### EXERCISE:
An exact copy of the listing below is required, minus its pictures.
INPUT FOR THIS TASK Block Start
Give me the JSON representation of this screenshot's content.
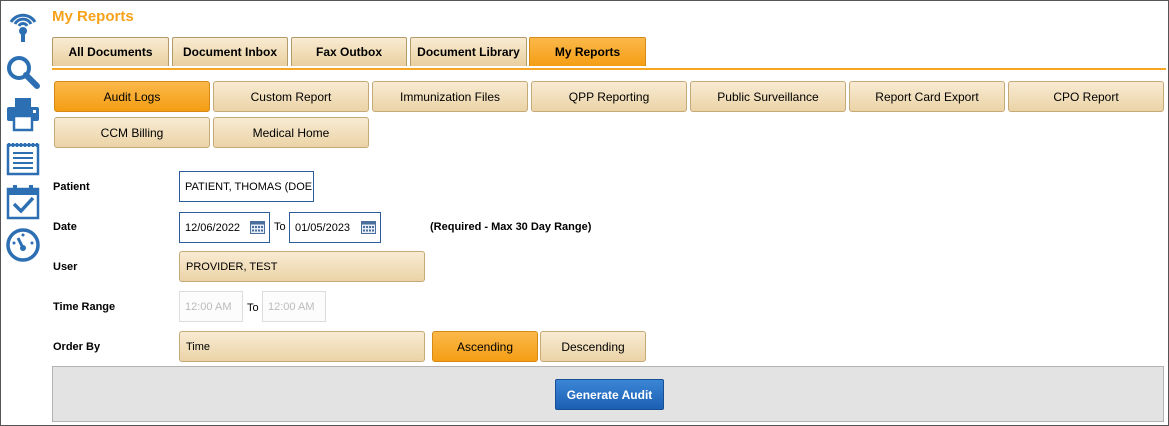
{
  "page": {
    "title": "My Reports"
  },
  "sidebar_icons": [
    "wireless-icon",
    "search-icon",
    "printer-icon",
    "notepad-icon",
    "calendar-check-icon",
    "speedometer-icon"
  ],
  "tabs": [
    {
      "label": "All Documents"
    },
    {
      "label": "Document Inbox"
    },
    {
      "label": "Fax Outbox"
    },
    {
      "label": "Document Library"
    },
    {
      "label": "My Reports",
      "active": true
    }
  ],
  "reports": [
    {
      "label": "Audit Logs",
      "active": true
    },
    {
      "label": "Custom Report"
    },
    {
      "label": "Immunization Files"
    },
    {
      "label": "QPP Reporting"
    },
    {
      "label": "Public Surveillance"
    },
    {
      "label": "Report Card Export"
    },
    {
      "label": "CPO Report"
    },
    {
      "label": "CCM Billing"
    },
    {
      "label": "Medical Home"
    }
  ],
  "form": {
    "patient_label": "Patient",
    "patient_value": "PATIENT, THOMAS (DOE",
    "date_label": "Date",
    "date_from": "12/06/2022",
    "to_label": "To",
    "date_to": "01/05/2023",
    "date_note": "(Required - Max 30 Day Range)",
    "user_label": "User",
    "user_value": "PROVIDER, TEST",
    "time_range_label": "Time Range",
    "time_from": "12:00 AM",
    "time_to": "12:00 AM",
    "order_by_label": "Order By",
    "order_by_value": "Time",
    "ascending_label": "Ascending",
    "descending_label": "Descending"
  },
  "footer": {
    "generate_label": "Generate Audit"
  },
  "colors": {
    "accent": "#f6a623",
    "primary_button": "#1b5fb3",
    "field_border": "#2a5d99"
  }
}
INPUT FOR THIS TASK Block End
### WRITTEN ANSWER:
Give me the JSON representation of this screenshot's content.
{
  "page": {
    "title": "My Reports"
  },
  "sidebar_icons": [
    "wireless-icon",
    "search-icon",
    "printer-icon",
    "notepad-icon",
    "calendar-check-icon",
    "speedometer-icon"
  ],
  "tabs": [
    {
      "label": "All Documents"
    },
    {
      "label": "Document Inbox"
    },
    {
      "label": "Fax Outbox"
    },
    {
      "label": "Document Library"
    },
    {
      "label": "My Reports",
      "active": true
    }
  ],
  "reports": [
    {
      "label": "Audit Logs",
      "active": true
    },
    {
      "label": "Custom Report"
    },
    {
      "label": "Immunization Files"
    },
    {
      "label": "QPP Reporting"
    },
    {
      "label": "Public Surveillance"
    },
    {
      "label": "Report Card Export"
    },
    {
      "label": "CPO Report"
    },
    {
      "label": "CCM Billing"
    },
    {
      "label": "Medical Home"
    }
  ],
  "form": {
    "patient_label": "Patient",
    "patient_value": "PATIENT, THOMAS (DOE",
    "date_label": "Date",
    "date_from": "12/06/2022",
    "to_label": "To",
    "date_to": "01/05/2023",
    "date_note": "(Required - Max 30 Day Range)",
    "user_label": "User",
    "user_value": "PROVIDER, TEST",
    "time_range_label": "Time Range",
    "time_from": "12:00 AM",
    "time_to": "12:00 AM",
    "order_by_label": "Order By",
    "order_by_value": "Time",
    "ascending_label": "Ascending",
    "descending_label": "Descending"
  },
  "footer": {
    "generate_label": "Generate Audit"
  },
  "colors": {
    "accent": "#f6a623",
    "primary_button": "#1b5fb3",
    "field_border": "#2a5d99"
  }
}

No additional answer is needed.